Thanks to Global Warming, the future of the Marshall Islands doesn’t look too good as sea levels continue to rise. By 2050, it’s estimated that 17% of the land may find itself underwater, and though that may not sound like a high number, consider that the small country only covers an area of 70 square miles or about 181 square kilometers. Located near the equator in the Pacific Ocean, approximately 53,000 people call the Marshall Islands home. After being settled by Micronesian colonists in the 2nd millennium BC, the islands saw many visits by Spanish and English explorers. In 1874, the islands were under Spanish rule until they were sold to the German Empire in 1884. After being occupied by the Japanese in World War I and claimed by the United States in World War II, the Marshall Islands gained full sovereignty in 1986 under the Compact of Free Association with the United States.
Saint Kitts and Nevis

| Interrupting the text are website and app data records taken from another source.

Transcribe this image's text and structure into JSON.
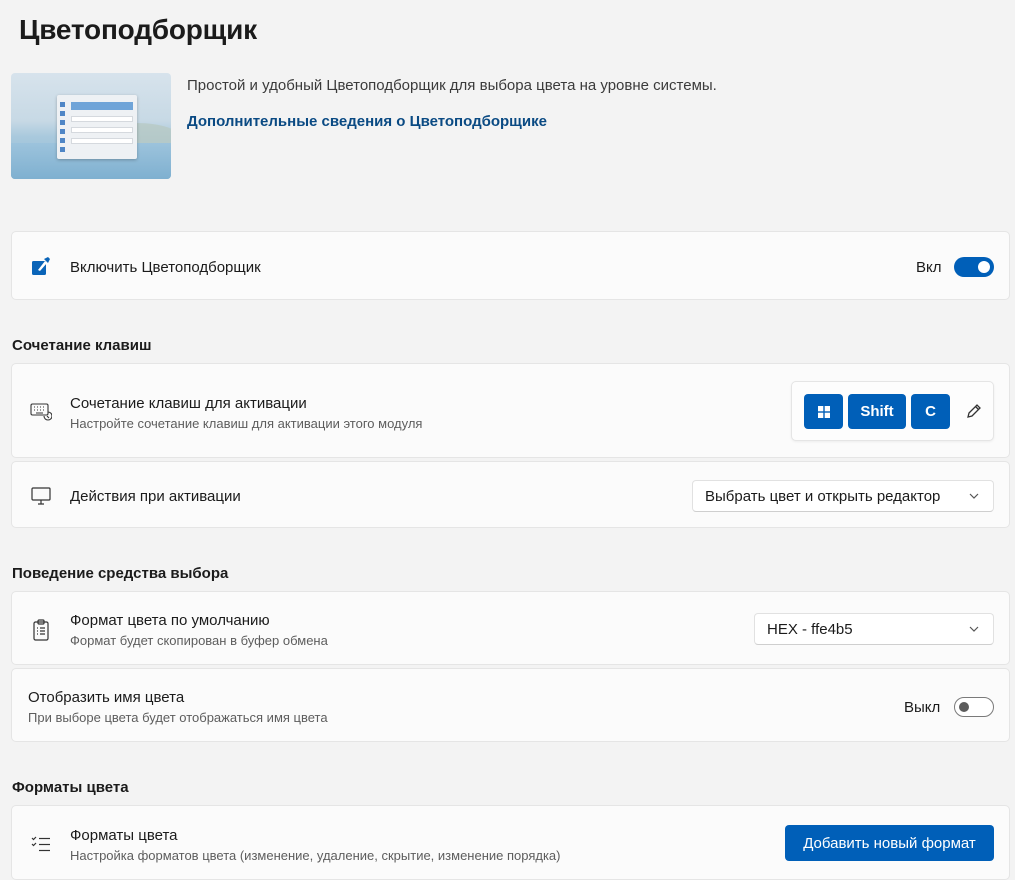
{
  "page": {
    "title": "Цветоподборщик"
  },
  "hero": {
    "description": "Простой и удобный Цветоподборщик для выбора цвета на уровне системы.",
    "link": "Дополнительные сведения о Цветоподборщике"
  },
  "enable": {
    "label": "Включить Цветоподборщик",
    "state_label": "Вкл",
    "state": true,
    "icon": "color-picker-icon"
  },
  "shortcut_section": {
    "heading": "Сочетание клавиш",
    "activation_shortcut": {
      "title": "Сочетание клавиш для активации",
      "subtitle": "Настройте сочетание клавиш для активации этого модуля",
      "icon": "keyboard-icon",
      "keys": [
        "windows-key",
        "Shift",
        "C"
      ]
    },
    "activation_action": {
      "title": "Действия при активации",
      "icon": "monitor-icon",
      "selected": "Выбрать цвет и открыть редактор"
    }
  },
  "picker_section": {
    "heading": "Поведение средства выбора",
    "default_format": {
      "title": "Формат цвета по умолчанию",
      "subtitle": "Формат будет скопирован в буфер обмена",
      "icon": "clipboard-icon",
      "selected": "HEX - ffe4b5"
    },
    "show_color_name": {
      "title": "Отобразить имя цвета",
      "subtitle": "При выборе цвета будет отображаться имя цвета",
      "state_label": "Выкл",
      "state": false
    }
  },
  "formats_section": {
    "heading": "Форматы цвета",
    "formats": {
      "title": "Форматы цвета",
      "subtitle": "Настройка форматов цвета (изменение, удаление, скрытие, изменение порядка)",
      "icon": "checklist-icon",
      "button": "Добавить новый формат"
    }
  },
  "colors": {
    "accent": "#005fb8",
    "link": "#0a4a83",
    "background": "#f3f3f3",
    "card": "#fbfbfb"
  }
}
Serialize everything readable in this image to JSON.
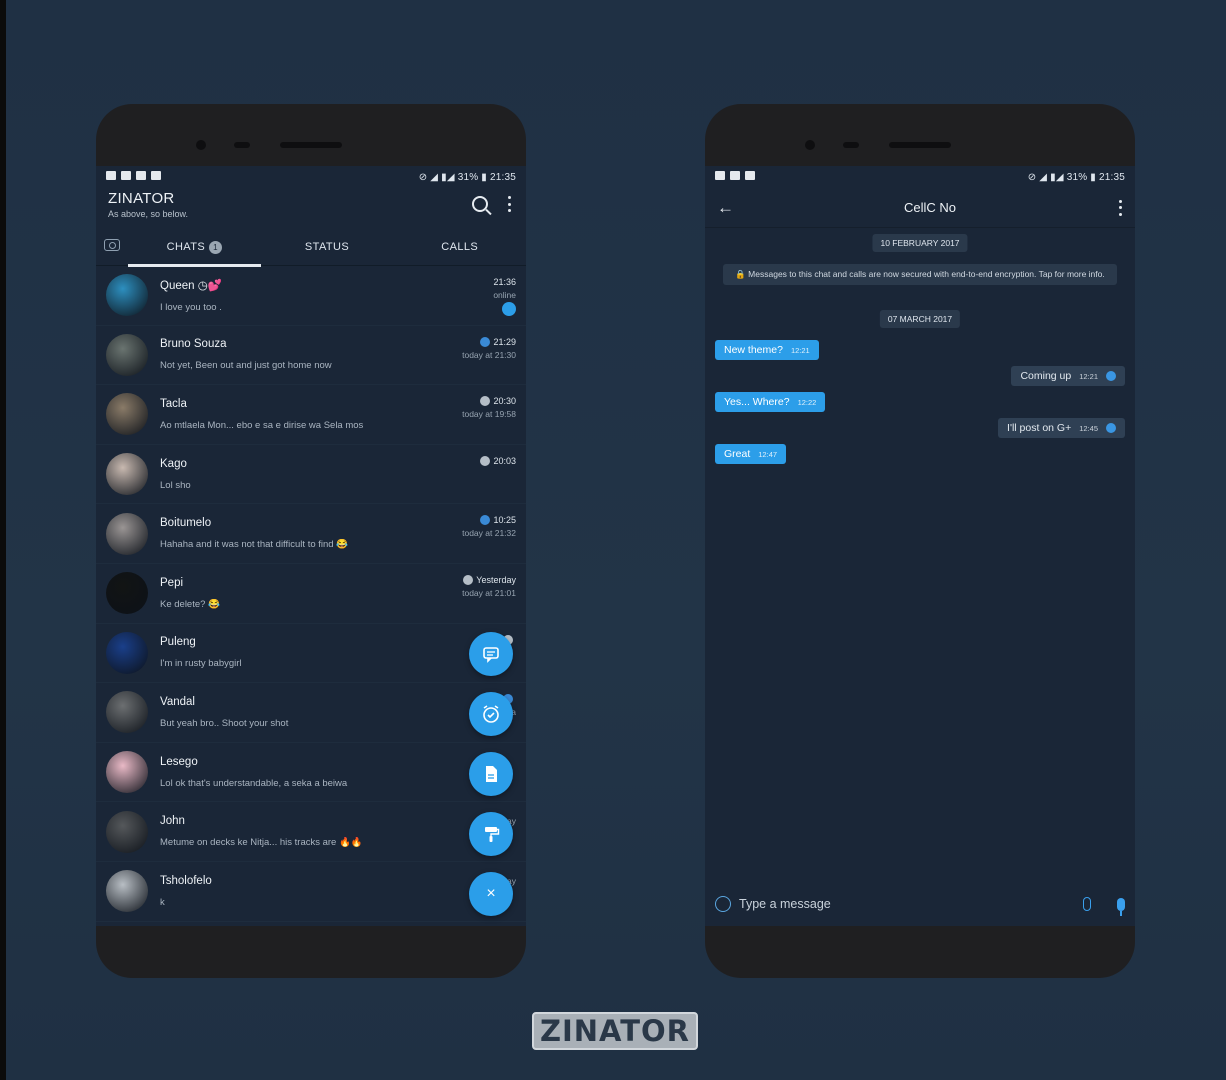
{
  "left_phone": {
    "status_right": "⊘ ◢ ▮◢ 31% ▮ 21:35",
    "app_title": "ZINATOR",
    "app_subtitle": "As above, so below.",
    "tabs": [
      {
        "label": "CHATS",
        "badge": "1"
      },
      {
        "label": "STATUS"
      },
      {
        "label": "CALLS"
      }
    ],
    "chats": [
      {
        "name": "Queen ◷💕",
        "message": "I love you too .",
        "time": "21:36",
        "sub": "online",
        "tick": "unread",
        "color": "#2d8fbf"
      },
      {
        "name": "Bruno Souza",
        "message": "Not yet, Been out and just got home now",
        "time": "21:29",
        "sub": "today at 21:30",
        "tick": "blue",
        "color": "#6a7470"
      },
      {
        "name": "Tacla",
        "message": "Ao mtlaela Mon... ebo e sa e dirise wa Sela mos",
        "time": "20:30",
        "sub": "today at 19:58",
        "tick": "grey",
        "color": "#8a7b68"
      },
      {
        "name": "Kago",
        "message": "Lol sho",
        "time": "20:03",
        "sub": "",
        "tick": "grey",
        "color": "#c8b9b0"
      },
      {
        "name": "Boitumelo",
        "message": "Hahaha and it was not that difficult to find 😂",
        "time": "10:25",
        "sub": "today at 21:32",
        "tick": "blue",
        "color": "#9a9594"
      },
      {
        "name": "Pepi",
        "message": "Ke delete? 😂",
        "time": "Yesterday",
        "sub": "today at 21:01",
        "tick": "grey",
        "color": "#121414"
      },
      {
        "name": "Puleng",
        "message": "I'm in rusty babygirl",
        "time": "",
        "sub": "",
        "tick": "grey",
        "color": "#1a3f8a"
      },
      {
        "name": "Vandal",
        "message": "But yeah bro.. Shoot your shot",
        "time": "",
        "sub": "toda",
        "tick": "blue",
        "color": "#6c6f71"
      },
      {
        "name": "Lesego",
        "message": "Lol ok that's understandable, a seka a beiwa",
        "time": "",
        "sub": "",
        "tick": "",
        "color": "#e9b9c6"
      },
      {
        "name": "John",
        "message": "Metume on decks ke Nitja... his tracks are 🔥🔥",
        "time": "",
        "sub": "today",
        "tick": "",
        "color": "#55585b"
      },
      {
        "name": "Tsholofelo",
        "message": "k",
        "time": "",
        "sub": "yesterday",
        "tick": "",
        "color": "#b8bec4"
      }
    ],
    "fabs": [
      "chat-bubble-icon",
      "alarm-icon",
      "document-icon",
      "paint-roller-icon",
      "close-icon"
    ],
    "fab_close_glyph": "×"
  },
  "right_phone": {
    "status_right": "⊘ ◢ ▮◢ 31% ▮ 21:35",
    "chat_title": "CellC No",
    "date_1": "10 FEBRUARY 2017",
    "encryption_notice": "🔒 Messages to this chat and calls are now secured with end-to-end encryption. Tap for more info.",
    "date_2": "07 MARCH 2017",
    "messages": [
      {
        "dir": "in",
        "text": "New theme?",
        "time": "12:21"
      },
      {
        "dir": "out",
        "text": "Coming up",
        "time": "12:21"
      },
      {
        "dir": "in",
        "text": "Yes... Where?",
        "time": "12:22"
      },
      {
        "dir": "out",
        "text": "I'll post on G+",
        "time": "12:45"
      },
      {
        "dir": "in",
        "text": "Great",
        "time": "12:47"
      }
    ],
    "composer_placeholder": "Type a message"
  },
  "brand_logo": "ZINATOR",
  "colors": {
    "accent": "#2b9ee9",
    "background": "#1f3044",
    "screen": "#1a2637"
  }
}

On September 19th, 1983, the West Indies country of Saint Kitts and Nevis, otherwise known as the Federation of Saint Christopher and Nevis, gained its independence from the United Kingdom, turning it into a two-island sovereign state with an area of 101 square miles or about 261 square kilometers. Initially settled by Native Americans known as the Kalinago, the islands became an interest of Europe when discovered by Christopher Columbus in 1493. The first settlement was established in 1538 by the French Huguenots, though the Spanish quickly destroyed it, making way for English settlers in 1623. A series of battles ensued as the Spanish sought to reclaim the land from the English and French and all three aimed to push out the Kalinago for good. In the end, Spanish power diminished and the French eventually ceded after a battle with the English for St. Kitts.

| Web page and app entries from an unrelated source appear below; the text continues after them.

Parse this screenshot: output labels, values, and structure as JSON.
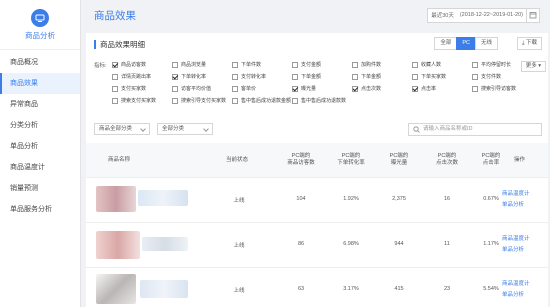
{
  "sidebar": {
    "brand_label": "商品分析",
    "items": [
      {
        "label": "商品概况",
        "active": false
      },
      {
        "label": "商品效果",
        "active": true
      },
      {
        "label": "异常商品",
        "active": false
      },
      {
        "label": "分类分析",
        "active": false
      },
      {
        "label": "单品分析",
        "active": false
      },
      {
        "label": "商品温度计",
        "active": false
      },
      {
        "label": "销量预测",
        "active": false
      },
      {
        "label": "单品服务分析",
        "active": false
      }
    ]
  },
  "header": {
    "title": "商品效果",
    "date_preset": "最近30天",
    "date_range": "(2018-12-22~2019-01-20)"
  },
  "panel": {
    "title": "商品效果明细",
    "device_tabs": [
      "全部",
      "PC",
      "无线"
    ],
    "active_device": "PC",
    "download_label": "下载",
    "indicator_label": "指标:",
    "more_label": "更多",
    "indicators": [
      {
        "label": "商品访客数",
        "checked": true
      },
      {
        "label": "商品浏览量",
        "checked": false
      },
      {
        "label": "下单件数",
        "checked": false
      },
      {
        "label": "支付金额",
        "checked": false
      },
      {
        "label": "加购件数",
        "checked": false
      },
      {
        "label": "收藏人数",
        "checked": false
      },
      {
        "label": "平均停留时长",
        "checked": false
      },
      {
        "label": "详情页跳出率",
        "checked": false
      },
      {
        "label": "下单转化率",
        "checked": true
      },
      {
        "label": "支付转化率",
        "checked": false
      },
      {
        "label": "下单金额",
        "checked": false
      },
      {
        "label": "下单金额",
        "checked": false
      },
      {
        "label": "下单买家数",
        "checked": false
      },
      {
        "label": "支付件数",
        "checked": false
      },
      {
        "label": "支付买家数",
        "checked": false
      },
      {
        "label": "访客平均价值",
        "checked": false
      },
      {
        "label": "客单价",
        "checked": false
      },
      {
        "label": "曝光量",
        "checked": true
      },
      {
        "label": "点击次数",
        "checked": true
      },
      {
        "label": "点击率",
        "checked": true
      },
      {
        "label": "搜索引导访客数",
        "checked": false
      },
      {
        "label": "搜索支付买家数",
        "checked": false
      },
      {
        "label": "搜索引导支付买家数",
        "checked": false
      },
      {
        "label": "售中售后成功退款金额",
        "checked": false
      },
      {
        "label": "售中售后成功退款数",
        "checked": false
      }
    ],
    "filters": {
      "category1": "商品全部分类",
      "category2": "全部分类",
      "search_placeholder": "请输入商品名称或ID"
    },
    "columns": {
      "name": "商品名称",
      "status": "当前状态",
      "visitors": "PC端的\n商品访客数",
      "conv": "PC端的\n下单转化率",
      "expo": "PC端的\n曝光量",
      "clicks": "PC端的\n点击次数",
      "ctr": "PC端的\n点击率",
      "action": "操作"
    },
    "rows": [
      {
        "status": "上线",
        "visitors": "104",
        "conv": "1.92%",
        "expo": "2,375",
        "clicks": "16",
        "ctr": "0.67%",
        "link1": "商品温度计",
        "link2": "单品分析"
      },
      {
        "status": "上线",
        "visitors": "86",
        "conv": "6.98%",
        "expo": "944",
        "clicks": "11",
        "ctr": "1.17%",
        "link1": "商品温度计",
        "link2": "单品分析"
      },
      {
        "status": "上线",
        "visitors": "63",
        "conv": "3.17%",
        "expo": "415",
        "clicks": "23",
        "ctr": "5.54%",
        "link1": "商品温度计",
        "link2": "单品分析"
      }
    ]
  },
  "colors": {
    "accent": "#3b7de9"
  }
}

Located in the Indian Ocean, the sovereign nation of the Maldives is comprised of 1,192 different islands. Its history dates back to around the 3rd century BC. The spread of Buddhism helped form the culture that let this 115 square mile or roughly 298 square kilometer series of islands flourish. Despite starting under Buddhist rule, the Maldives fell under a series of different powers including the Portuguese in the 16th century, the Dutch in the 17th century, and finally and unsurprisingly the British in the 19th century. On July 26th, 1965, the Maldives gained independence from the United Kingdom, though a British airbase remained functional on the island of Gan for another 12 years. In 2008, the nation introduced a new constitution that led to the election of President Mohamed Nasheed, who was sentenced to 13 years in prison for arresting Criminal Court Judge Abdulla Mohamed.

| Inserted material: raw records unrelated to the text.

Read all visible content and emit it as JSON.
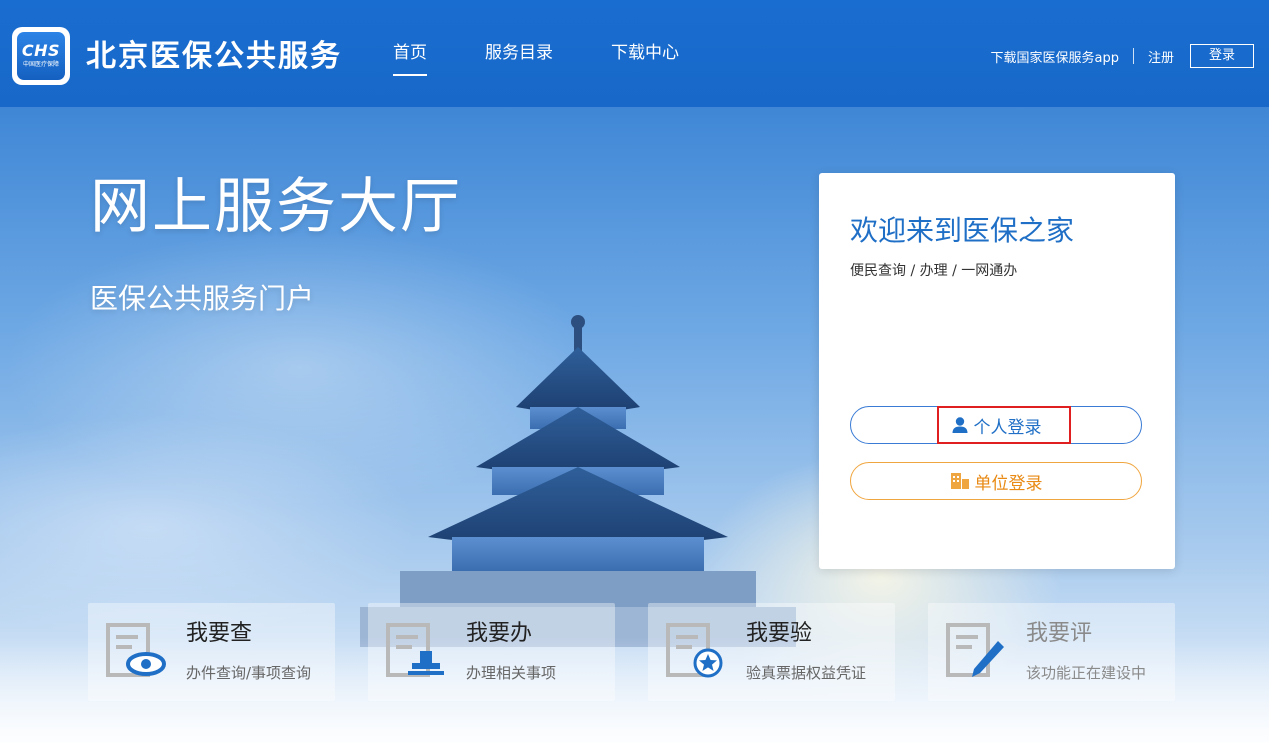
{
  "header": {
    "logo_text": "CHS",
    "logo_sub": "中国医疗保障",
    "site_title": "北京医保公共服务",
    "nav": [
      {
        "label": "首页",
        "active": true
      },
      {
        "label": "服务目录",
        "active": false
      },
      {
        "label": "下载中心",
        "active": false
      }
    ],
    "download_app": "下载国家医保服务app",
    "register": "注册",
    "login": "登录"
  },
  "hero": {
    "title": "网上服务大厅",
    "subtitle": "医保公共服务门户"
  },
  "login_card": {
    "title": "欢迎来到医保之家",
    "subtitle": "便民查询 / 办理 / 一网通办",
    "personal_login": "个人登录",
    "unit_login": "单位登录"
  },
  "tiles": [
    {
      "title": "我要查",
      "desc": "办件查询/事项查询",
      "icon": "eye-icon"
    },
    {
      "title": "我要办",
      "desc": "办理相关事项",
      "icon": "stamp-icon"
    },
    {
      "title": "我要验",
      "desc": "验真票据权益凭证",
      "icon": "star-badge-icon"
    },
    {
      "title": "我要评",
      "desc": "该功能正在建设中",
      "icon": "pen-icon"
    }
  ],
  "colors": {
    "header_bg": "#1a6dd0",
    "primary": "#1f6fc6",
    "unit_accent": "#e88a14",
    "highlight": "#e02020"
  }
}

The largest of the world’s smallest countries, the Mediterranean archipelago of Malta sizes up to an area of only 122 square miles or about 316 square kilometers. Over the course of its lengthy history, Malta has been inhabited by Stone Age farmers and hunters from Sicily, the Phoenicians, the Carthaginians, Romans, Moors, Normans, Sicilians, Spanish, French, and, finally, the British before finally earning its independence in 1964. During World War II, Malta’s proximity to Sicily and Axis ports made it an ideal launching point for British attacks on the Italian Navy. After the war ended, Maltese Prime Minister George Borg Olivier entered into negotiations with the United Kingdom to achieve its independence. On May 1st, 2004, 14 years after the original application was submitted by foreign minister Guido de Marco, Malta was accepted into the European Union.